■ Problem to solve: Among the records below, which lines contain the string "title"? Report them.

■ Material provided:
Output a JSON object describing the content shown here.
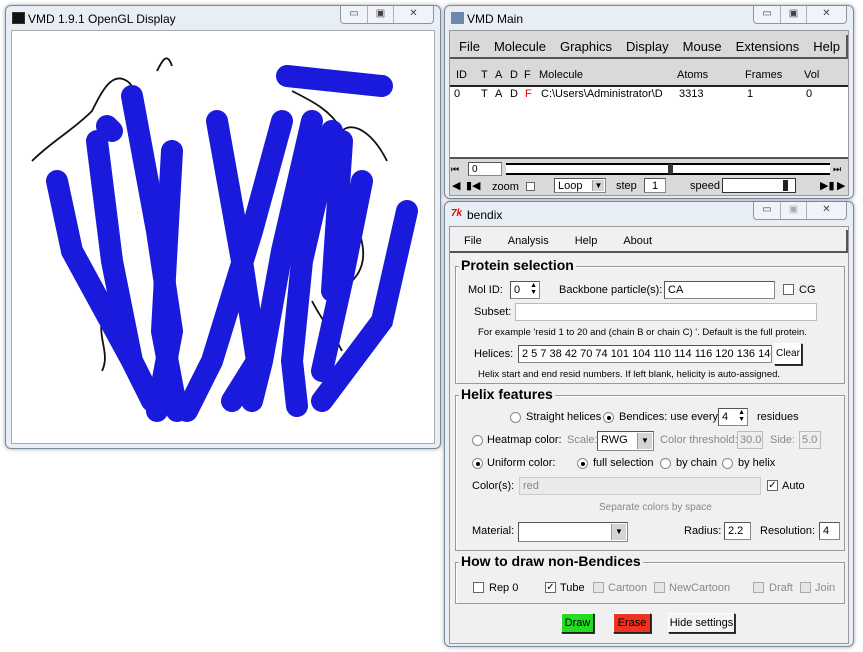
{
  "display_window": {
    "title": "VMD 1.9.1 OpenGL Display",
    "helix_color": "#1a1adc"
  },
  "main_window": {
    "title": "VMD Main",
    "menu": [
      "File",
      "Molecule",
      "Graphics",
      "Display",
      "Mouse",
      "Extensions",
      "Help"
    ],
    "columns": [
      "ID",
      "T",
      "A",
      "D",
      "F",
      "Molecule",
      "Atoms",
      "Frames",
      "Vol"
    ],
    "rows": [
      {
        "id": "0",
        "t": "T",
        "a": "A",
        "d": "D",
        "f": "F",
        "molecule": "C:\\Users\\Administrator\\D",
        "atoms": "3313",
        "frames": "1",
        "vol": "0"
      }
    ],
    "frame_value": "0",
    "zoom_label": "zoom",
    "loop_value": "Loop",
    "step_label": "step",
    "step_value": "1",
    "speed_label": "speed",
    "speed_level": 0.9
  },
  "bendix": {
    "title": "bendix",
    "menu": [
      "File",
      "Analysis",
      "Help",
      "About"
    ],
    "protein_selection": {
      "legend": "Protein selection",
      "molid_label": "Mol ID:",
      "molid_value": "0",
      "backbone_label": "Backbone particle(s):",
      "backbone_value": "CA",
      "cg_label": "CG",
      "subset_label": "Subset:",
      "subset_value": "",
      "subset_hint": "For example 'resid 1 to 20 and (chain B or chain C) '. Default is the full protein.",
      "helices_label": "Helices:",
      "helices_value": "2 5 7 38 42 70 74 101 104 110 114 116 120 136 140 1",
      "clear_label": "Clear",
      "helices_hint": "Helix start and end resid numbers. If left blank, helicity is auto-assigned."
    },
    "helix_features": {
      "legend": "Helix features",
      "straight_label": "Straight helices",
      "bendices_label": "Bendices: use every",
      "bendices_value": "4",
      "residues_label": "residues",
      "heatmap_label": "Heatmap color:",
      "scale_label": "Scale:",
      "scale_value": "RWG",
      "threshold_label": "Color threshold:",
      "threshold_value": "30.0",
      "side_label": "Side:",
      "side_value": "5.0",
      "uniform_label": "Uniform color:",
      "full_label": "full selection",
      "chain_label": "by chain",
      "helix_label": "by helix",
      "colors_label": "Color(s):",
      "colors_value": "red",
      "auto_label": "Auto",
      "colors_hint": "Separate colors by space",
      "material_label": "Material:",
      "material_value": "",
      "radius_label": "Radius:",
      "radius_value": "2.2",
      "resolution_label": "Resolution:",
      "resolution_value": "4"
    },
    "non_bendices": {
      "legend": "How to draw non-Bendices",
      "options": [
        "Rep 0",
        "Tube",
        "Cartoon",
        "NewCartoon",
        "Draft",
        "Join"
      ]
    },
    "buttons": {
      "draw": "Draw",
      "erase": "Erase",
      "hide": "Hide settings"
    },
    "colors": {
      "draw": "#22dd22",
      "erase": "#ee3322"
    }
  }
}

■ Written answer:
    "title": "VMD 1.9.1 OpenGL Display",
    "title": "VMD Main",
    "title": "bendix",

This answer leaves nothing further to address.